I shared your reply with the team, and they offered the following:
As an alternative to creating an
off_hours field by enriching the data at ingest time (via an ingest pipeline, or in your case, Logstash), you may consider experimenting with defining
off_hours as a Runtime field.
The following description of runtime fields is from the Runtime fields: Schema on read for Elastic blog post:
Runtime fields enable you to create and query fields that are evaluated only at query time. Instead of indexing all the fields in your data as it’s ingested, you can pick and choose which fields are indexed and which ones are calculated only at runtime as you execute your queries. Runtime fields support new use cases and you won’t have to reindex any of your data.
Exploring a solution based on runtime fields
Note: Runtime fields are beta functionality and subject to change. The details below were shared by a colleague who briefly experimented with runtime fields based on your use case. The information below does not describe a complete solution.
POST creates a runtime field a runtime field named

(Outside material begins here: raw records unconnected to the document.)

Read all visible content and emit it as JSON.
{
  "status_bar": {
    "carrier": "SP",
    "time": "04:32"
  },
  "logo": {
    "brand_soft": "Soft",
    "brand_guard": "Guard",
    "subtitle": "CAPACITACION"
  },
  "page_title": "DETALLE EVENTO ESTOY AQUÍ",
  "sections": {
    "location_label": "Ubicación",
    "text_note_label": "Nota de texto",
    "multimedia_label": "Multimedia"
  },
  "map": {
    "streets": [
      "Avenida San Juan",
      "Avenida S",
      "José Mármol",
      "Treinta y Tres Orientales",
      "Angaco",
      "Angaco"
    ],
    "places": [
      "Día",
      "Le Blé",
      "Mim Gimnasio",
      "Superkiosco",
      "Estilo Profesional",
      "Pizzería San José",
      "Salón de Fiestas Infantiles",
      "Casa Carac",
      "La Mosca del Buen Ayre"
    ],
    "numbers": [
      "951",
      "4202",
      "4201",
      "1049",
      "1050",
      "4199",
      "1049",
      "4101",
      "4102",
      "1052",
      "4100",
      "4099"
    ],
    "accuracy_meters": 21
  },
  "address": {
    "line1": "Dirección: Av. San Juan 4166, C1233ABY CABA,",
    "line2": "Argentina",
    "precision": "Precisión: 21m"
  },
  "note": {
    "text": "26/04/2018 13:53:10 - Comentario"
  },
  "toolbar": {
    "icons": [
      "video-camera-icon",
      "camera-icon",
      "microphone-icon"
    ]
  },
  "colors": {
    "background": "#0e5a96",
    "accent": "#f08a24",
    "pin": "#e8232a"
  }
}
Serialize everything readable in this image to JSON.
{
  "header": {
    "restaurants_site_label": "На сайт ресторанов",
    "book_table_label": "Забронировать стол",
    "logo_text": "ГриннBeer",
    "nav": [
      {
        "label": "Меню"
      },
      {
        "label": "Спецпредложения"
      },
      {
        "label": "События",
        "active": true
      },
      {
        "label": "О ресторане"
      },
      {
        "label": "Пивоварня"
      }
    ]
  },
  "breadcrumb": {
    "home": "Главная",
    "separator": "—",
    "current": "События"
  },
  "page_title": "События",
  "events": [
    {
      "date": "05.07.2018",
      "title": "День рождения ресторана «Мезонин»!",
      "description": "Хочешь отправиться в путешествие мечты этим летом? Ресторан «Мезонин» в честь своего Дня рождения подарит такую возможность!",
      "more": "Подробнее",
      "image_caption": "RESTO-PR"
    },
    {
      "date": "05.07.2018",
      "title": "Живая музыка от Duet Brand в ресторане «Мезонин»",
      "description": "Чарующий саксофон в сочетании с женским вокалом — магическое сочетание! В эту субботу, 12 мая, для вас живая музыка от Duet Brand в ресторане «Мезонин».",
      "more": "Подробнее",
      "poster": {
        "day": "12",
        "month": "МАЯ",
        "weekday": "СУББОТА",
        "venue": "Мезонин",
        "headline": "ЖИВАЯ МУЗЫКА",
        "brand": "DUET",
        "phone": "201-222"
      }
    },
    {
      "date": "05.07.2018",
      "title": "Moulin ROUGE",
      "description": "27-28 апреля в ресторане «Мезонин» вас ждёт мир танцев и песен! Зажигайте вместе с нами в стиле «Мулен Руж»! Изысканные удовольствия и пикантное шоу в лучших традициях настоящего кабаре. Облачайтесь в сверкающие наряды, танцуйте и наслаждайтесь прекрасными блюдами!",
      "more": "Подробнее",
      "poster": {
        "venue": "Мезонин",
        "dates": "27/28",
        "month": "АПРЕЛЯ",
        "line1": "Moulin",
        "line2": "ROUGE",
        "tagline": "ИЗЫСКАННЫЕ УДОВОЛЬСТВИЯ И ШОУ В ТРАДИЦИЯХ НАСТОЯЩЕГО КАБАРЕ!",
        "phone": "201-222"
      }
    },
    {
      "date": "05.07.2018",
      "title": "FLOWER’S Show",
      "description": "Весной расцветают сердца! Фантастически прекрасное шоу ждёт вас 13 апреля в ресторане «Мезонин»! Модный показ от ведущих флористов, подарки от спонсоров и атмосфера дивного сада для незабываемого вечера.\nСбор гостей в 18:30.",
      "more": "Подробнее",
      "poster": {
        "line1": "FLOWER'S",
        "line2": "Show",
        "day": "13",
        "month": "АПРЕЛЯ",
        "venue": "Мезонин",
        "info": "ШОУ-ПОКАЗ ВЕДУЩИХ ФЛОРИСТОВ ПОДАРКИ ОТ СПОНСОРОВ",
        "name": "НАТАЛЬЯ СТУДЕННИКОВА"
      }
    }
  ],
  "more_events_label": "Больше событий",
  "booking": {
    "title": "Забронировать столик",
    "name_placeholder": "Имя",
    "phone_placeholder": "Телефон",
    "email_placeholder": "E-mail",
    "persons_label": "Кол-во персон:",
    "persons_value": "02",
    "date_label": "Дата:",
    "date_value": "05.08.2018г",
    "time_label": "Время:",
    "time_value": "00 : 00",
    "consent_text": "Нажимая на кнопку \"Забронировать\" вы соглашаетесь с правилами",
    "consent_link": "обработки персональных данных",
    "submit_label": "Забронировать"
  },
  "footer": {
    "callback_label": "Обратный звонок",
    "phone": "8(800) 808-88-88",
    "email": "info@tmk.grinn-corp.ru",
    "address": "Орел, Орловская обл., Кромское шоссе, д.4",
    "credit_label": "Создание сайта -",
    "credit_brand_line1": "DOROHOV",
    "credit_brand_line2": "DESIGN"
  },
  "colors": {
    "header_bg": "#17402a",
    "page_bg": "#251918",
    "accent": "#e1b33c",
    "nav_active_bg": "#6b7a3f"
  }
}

hour_of_day, which extracts just the hour portion from the
The goal of creating a runtime field like
hour_of_day in the example above, would be to refer to
hour_of_day in a detection rule's KQL query, e.g.
hour_of_day >= 22 OR hour_of_day <=5
However, a caveat to the script above is when a
date field is accessed via the
the timezone information is lost, and the
hourOfDay is always reported in UTC. This happens because
doc is using the indexed field, which under-the-hood is really just a number representing milliseconds since the epoch.
My colleague found that when fields are accessed via
params._source instead of
doc, per the example below, it's possible to get the original string value from the event, and extract the timezone information from it:
ZonedDateTime zdt = ZonedDateTime.parse(params._source['mytimestamp']);
The example above doesn't implement error handling for the case where timestamps can't be parsed. Without error handling, a single document containing a non-parsable timestamps could cause the entire query to fail.
Thus, neither of the examples above are a complete implementation of
hour_of_day as a runtime field, but they can serve as a starting point for experimentation.
Another colleague noted that even if
hour_of_day is implemented as a runtime field that reliably works across time zones so it can be referred to in KQL, the definition of "normal working hours" can still vary widely, even for users in the same time zone. It may be possible to pivot to a machine-learning-driven approach to this problem, where ML determines what "off hours" is based on the behavior on an individual user over time. The folks here are best-positioned to answer questions about an ML-driven approach, if that's an alternative you're willing to explore at this time.